• _Exercise details_:
Reproduce the full listing that follows, matching it exactly.

• _Records shown_:
....................

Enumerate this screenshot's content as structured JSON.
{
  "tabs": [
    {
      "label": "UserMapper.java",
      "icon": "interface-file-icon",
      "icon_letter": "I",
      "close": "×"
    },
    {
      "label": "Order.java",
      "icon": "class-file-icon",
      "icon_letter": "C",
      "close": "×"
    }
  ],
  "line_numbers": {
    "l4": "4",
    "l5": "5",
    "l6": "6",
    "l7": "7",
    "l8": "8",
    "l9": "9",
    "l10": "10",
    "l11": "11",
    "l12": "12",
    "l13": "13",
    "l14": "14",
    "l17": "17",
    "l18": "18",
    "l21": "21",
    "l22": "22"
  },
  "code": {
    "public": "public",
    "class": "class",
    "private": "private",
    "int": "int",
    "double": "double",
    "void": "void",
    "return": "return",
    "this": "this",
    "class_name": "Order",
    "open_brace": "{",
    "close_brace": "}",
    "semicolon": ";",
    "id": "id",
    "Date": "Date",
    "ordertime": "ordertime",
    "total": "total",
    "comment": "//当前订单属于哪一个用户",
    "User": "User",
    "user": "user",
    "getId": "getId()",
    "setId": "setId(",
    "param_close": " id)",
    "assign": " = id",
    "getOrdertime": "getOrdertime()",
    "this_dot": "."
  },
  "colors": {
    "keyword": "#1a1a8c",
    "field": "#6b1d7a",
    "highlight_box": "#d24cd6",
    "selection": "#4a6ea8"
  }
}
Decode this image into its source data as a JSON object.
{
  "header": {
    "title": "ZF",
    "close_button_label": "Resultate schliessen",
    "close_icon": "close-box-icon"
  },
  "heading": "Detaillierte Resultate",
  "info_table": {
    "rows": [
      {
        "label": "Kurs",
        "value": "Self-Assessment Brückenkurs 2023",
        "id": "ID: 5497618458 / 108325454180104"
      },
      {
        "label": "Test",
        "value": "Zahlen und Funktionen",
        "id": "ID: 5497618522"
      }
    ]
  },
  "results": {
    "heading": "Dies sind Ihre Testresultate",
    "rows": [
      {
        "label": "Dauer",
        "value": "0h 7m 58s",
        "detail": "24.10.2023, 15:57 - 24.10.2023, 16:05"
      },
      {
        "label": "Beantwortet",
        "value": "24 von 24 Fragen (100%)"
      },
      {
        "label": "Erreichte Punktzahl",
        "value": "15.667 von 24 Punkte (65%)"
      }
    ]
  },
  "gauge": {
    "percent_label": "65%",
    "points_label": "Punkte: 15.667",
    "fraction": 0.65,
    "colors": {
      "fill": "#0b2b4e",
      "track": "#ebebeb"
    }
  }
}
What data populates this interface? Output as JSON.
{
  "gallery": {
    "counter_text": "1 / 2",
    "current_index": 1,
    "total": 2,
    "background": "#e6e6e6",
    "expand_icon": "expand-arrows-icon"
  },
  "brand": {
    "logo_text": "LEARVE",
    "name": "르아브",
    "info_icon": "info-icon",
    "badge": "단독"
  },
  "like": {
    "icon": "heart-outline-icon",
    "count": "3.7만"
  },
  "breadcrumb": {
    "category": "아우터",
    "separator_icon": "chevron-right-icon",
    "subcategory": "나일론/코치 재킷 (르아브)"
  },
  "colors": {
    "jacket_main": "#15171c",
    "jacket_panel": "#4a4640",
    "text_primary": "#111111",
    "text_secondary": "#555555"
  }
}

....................

• _Exercise solution_:
Enumerate this screenshot's content as structured JSON.
{
  "tabs": [
    {
      "label": "UserMapper.java",
      "icon": "interface-file-icon",
      "icon_letter": "I",
      "close": "×"
    },
    {
      "label": "Order.java",
      "icon": "class-file-icon",
      "icon_letter": "C",
      "close": "×"
    }
  ],
  "line_numbers": {
    "l4": "4",
    "l5": "5",
    "l6": "6",
    "l7": "7",
    "l8": "8",
    "l9": "9",
    "l10": "10",
    "l11": "11",
    "l12": "12",
    "l13": "13",
    "l14": "14",
    "l17": "17",
    "l18": "18",
    "l21": "21",
    "l22": "22"
  },
  "code": {
    "public": "public",
    "class": "class",
    "private": "private",
    "int": "int",
    "double": "double",
    "void": "void",
    "return": "return",
    "this": "this",
    "class_name": "Order",
    "open_brace": "{",
    "close_brace": "}",
    "semicolon": ";",
    "id": "id",
    "Date": "Date",
    "ordertime": "ordertime",
    "total": "total",
    "comment": "//当前订单属于哪一个用户",
    "User": "User",
    "user": "user",
    "getId": "getId()",
    "setId": "setId(",
    "param_close": " id)",
    "assign": " = id",
    "getOrdertime": "getOrdertime()",
    "this_dot": "."
  },
  "colors": {
    "keyword": "#1a1a8c",
    "field": "#6b1d7a",
    "highlight_box": "#d24cd6",
    "selection": "#4a6ea8"
  }
}
Decode this image into its source data as a JSON object.
{
  "header": {
    "title": "ZF",
    "close_button_label": "Resultate schliessen",
    "close_icon": "close-box-icon"
  },
  "heading": "Detaillierte Resultate",
  "info_table": {
    "rows": [
      {
        "label": "Kurs",
        "value": "Self-Assessment Brückenkurs 2023",
        "id": "ID: 5497618458 / 108325454180104"
      },
      {
        "label": "Test",
        "value": "Zahlen und Funktionen",
        "id": "ID: 5497618522"
      }
    ]
  },
  "results": {
    "heading": "Dies sind Ihre Testresultate",
    "rows": [
      {
        "label": "Dauer",
        "value": "0h 7m 58s",
        "detail": "24.10.2023, 15:57 - 24.10.2023, 16:05"
      },
      {
        "label": "Beantwortet",
        "value": "24 von 24 Fragen (100%)"
      },
      {
        "label": "Erreichte Punktzahl",
        "value": "15.667 von 24 Punkte (65%)"
      }
    ]
  },
  "gauge": {
    "percent_label": "65%",
    "points_label": "Punkte: 15.667",
    "fraction": 0.65,
    "colors": {
      "fill": "#0b2b4e",
      "track": "#ebebeb"
    }
  }
}
What data populates this interface? Output as JSON.
{
  "gallery": {
    "counter_text": "1 / 2",
    "current_index": 1,
    "total": 2,
    "background": "#e6e6e6",
    "expand_icon": "expand-arrows-icon"
  },
  "brand": {
    "logo_text": "LEARVE",
    "name": "르아브",
    "info_icon": "info-icon",
    "badge": "단독"
  },
  "like": {
    "icon": "heart-outline-icon",
    "count": "3.7만"
  },
  "breadcrumb": {
    "category": "아우터",
    "separator_icon": "chevron-right-icon",
    "subcategory": "나일론/코치 재킷 (르아브)"
  },
  "colors": {
    "jacket_main": "#15171c",
    "jacket_panel": "#4a4640",
    "text_primary": "#111111",
    "text_secondary": "#555555"
  }
}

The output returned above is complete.